Do you have a working smoke alarm in your bedroom? Can you “hear the beep where you sleep?” If not, now is the time to assess your smoke alarms—and it’s not enough to just check or replace the batteries.
According to the National Fire Protection Association (NFPA), one quarter of home fire deaths are caused by fires that originate in the bedroom. It’s a scary statistic, and it’s the reason NFPA’s Fire Prevention Month campaign is encouraging homeowners to install smoke alarms in every bedroom and on every level; including basements and attics. NFPA is also stressing the importance of testing smoke alarms monthly and urging families to make an escape plan a priority, since in a fire situation, every second counts!
The NFPA estimates that home fires account for $7 billion in property loss in the U.S. Thunderstorm-sparked fires that occur in the darkness of night, can be difficult to detect; especially if the fire originates in the attic, basement or electrical panel. These fires can be especially destructive, when lightning ignites a home fire in one of the following ways:
- Through a direct strike
- In an arc discharge between two conductive objects at different induced potentials
- By a current surge in circuitry and electrical equipment
- By the overflow of substantial electrical current which causes overheating, melting or vaporizing of metal
- By arcing of lightning current from conductors at high-resistance grounds
- Through lightning puncturing pinholes in CSST gas piping

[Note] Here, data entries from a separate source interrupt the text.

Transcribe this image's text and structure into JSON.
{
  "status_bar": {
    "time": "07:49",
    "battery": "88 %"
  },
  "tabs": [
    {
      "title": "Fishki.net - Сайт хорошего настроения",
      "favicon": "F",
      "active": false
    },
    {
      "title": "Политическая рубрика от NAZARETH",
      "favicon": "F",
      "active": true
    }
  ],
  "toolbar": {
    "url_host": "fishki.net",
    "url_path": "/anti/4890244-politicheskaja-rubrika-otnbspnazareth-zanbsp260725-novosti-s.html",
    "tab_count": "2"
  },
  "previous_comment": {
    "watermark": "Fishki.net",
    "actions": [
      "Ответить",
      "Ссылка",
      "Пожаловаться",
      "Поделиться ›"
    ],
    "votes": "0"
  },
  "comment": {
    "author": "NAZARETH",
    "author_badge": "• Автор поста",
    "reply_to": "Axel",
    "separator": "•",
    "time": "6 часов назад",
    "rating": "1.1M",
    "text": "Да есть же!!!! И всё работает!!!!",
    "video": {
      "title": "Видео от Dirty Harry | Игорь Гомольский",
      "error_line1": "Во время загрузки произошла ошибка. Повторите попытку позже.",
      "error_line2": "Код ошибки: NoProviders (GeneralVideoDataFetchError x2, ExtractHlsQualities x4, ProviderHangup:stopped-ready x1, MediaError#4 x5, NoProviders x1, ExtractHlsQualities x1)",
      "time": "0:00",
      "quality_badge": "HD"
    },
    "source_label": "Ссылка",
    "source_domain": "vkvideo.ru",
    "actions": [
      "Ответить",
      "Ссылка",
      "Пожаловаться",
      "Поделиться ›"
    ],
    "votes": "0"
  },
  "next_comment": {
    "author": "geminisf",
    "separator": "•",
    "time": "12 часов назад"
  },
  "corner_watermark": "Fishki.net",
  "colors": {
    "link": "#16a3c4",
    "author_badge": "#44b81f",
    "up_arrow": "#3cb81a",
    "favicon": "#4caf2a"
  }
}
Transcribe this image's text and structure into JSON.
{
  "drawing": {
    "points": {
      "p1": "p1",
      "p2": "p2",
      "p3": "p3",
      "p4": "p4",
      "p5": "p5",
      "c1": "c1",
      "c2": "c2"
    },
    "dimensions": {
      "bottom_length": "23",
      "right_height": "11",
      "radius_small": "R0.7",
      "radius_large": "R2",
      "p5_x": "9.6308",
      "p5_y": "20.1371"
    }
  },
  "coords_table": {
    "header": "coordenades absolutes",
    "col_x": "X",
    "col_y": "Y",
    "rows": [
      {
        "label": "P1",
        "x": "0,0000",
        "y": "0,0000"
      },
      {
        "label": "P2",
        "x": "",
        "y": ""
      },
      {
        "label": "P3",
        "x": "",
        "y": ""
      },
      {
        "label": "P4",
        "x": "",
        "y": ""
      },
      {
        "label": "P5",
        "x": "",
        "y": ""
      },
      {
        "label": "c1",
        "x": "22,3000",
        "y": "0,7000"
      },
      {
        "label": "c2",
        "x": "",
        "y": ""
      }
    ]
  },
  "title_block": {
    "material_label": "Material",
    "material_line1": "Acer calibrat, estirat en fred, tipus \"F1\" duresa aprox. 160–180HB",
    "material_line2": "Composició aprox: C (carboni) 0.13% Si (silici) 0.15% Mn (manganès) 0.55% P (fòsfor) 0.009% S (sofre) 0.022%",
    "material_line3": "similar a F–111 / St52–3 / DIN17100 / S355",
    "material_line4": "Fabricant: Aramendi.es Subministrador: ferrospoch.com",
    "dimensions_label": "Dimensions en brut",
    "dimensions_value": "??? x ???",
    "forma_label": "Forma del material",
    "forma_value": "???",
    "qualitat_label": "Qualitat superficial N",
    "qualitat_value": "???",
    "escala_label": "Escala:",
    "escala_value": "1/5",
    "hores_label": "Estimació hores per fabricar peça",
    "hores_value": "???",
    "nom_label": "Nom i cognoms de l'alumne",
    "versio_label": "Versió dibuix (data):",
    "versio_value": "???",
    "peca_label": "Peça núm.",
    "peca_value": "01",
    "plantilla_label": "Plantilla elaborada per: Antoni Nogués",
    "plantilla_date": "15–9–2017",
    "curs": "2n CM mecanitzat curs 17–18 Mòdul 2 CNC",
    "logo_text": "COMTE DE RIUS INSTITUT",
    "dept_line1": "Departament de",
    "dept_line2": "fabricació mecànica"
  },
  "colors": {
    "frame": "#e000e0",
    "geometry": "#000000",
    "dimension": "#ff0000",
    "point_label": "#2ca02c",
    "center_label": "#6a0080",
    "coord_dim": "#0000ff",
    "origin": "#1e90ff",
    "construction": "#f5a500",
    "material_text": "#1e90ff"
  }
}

A typical lightning strike can pack up to 200 kA of electrical energy (100 million volts of power), and it’s not uncommon to read news accounts about lightning igniting late night home fires in many areas of the country. Just prior to posting this blog, lightning struck a home in Ancaster, N.Y., sparking a 2:00 a.m. fire in the home’s electrical box. Thankfully for the homeowners, firemen responded quickly, preventing injuries and total destruction.
What many homeowners may not know, is that a lightning protection system can provide a safe and effective grounding network to protect a structure from this type of preventable fire. When installed by a certified specialist, lightning protection systems meet the needs of safety, technology and design. A complete system includes: strike termination devices, conductors, ground terminals, interconnecting bonding to minimize side flashing, and surge protection devices for incoming power, data and communication lines to prevent harmful electrical surges. Methods and materials for lightning protection are reviewed regularly through a national safety standard process, which means the science of lightning protection keeps pace with our ever-changing technology. The NFPA 780 Standard for the Installation of Lightning Protection Systems is recognized as the most comprehensive resource for reducing lightning risks. The 2014 Standard includes 12 chapters and 15 annex sections to provide a thorough overview of design requirements and applications for lightning protection systems.
NFPA ‘s Fire Prevention campaign is believed to be the longest running public health and safety observance on record. Since 1922, the country has seen huge progress in the fire safety movement with the construction of fire-resistant buildings and improvements in fire suppression techniques. Fire Prevention Month is also a good time to remind homeowners about LPI’s newly released video about the lightning risk and the benefits of lightning protection systems for homeowners: https://lightning.org/learn-more/watch-learn/#video-3
More information about fire safety and NFPA’s annual campaign is available at www.firepreventionweek.org.
This October, help LPI build lightning safe communities by learning more about lightning protection and fire safety. Make sure you can “hear the BEEP, where you SLEEP!” And when you have a lightning protection system installed by a qualified LPI professional, you and your family can enjoy the peace of mind to rest easy!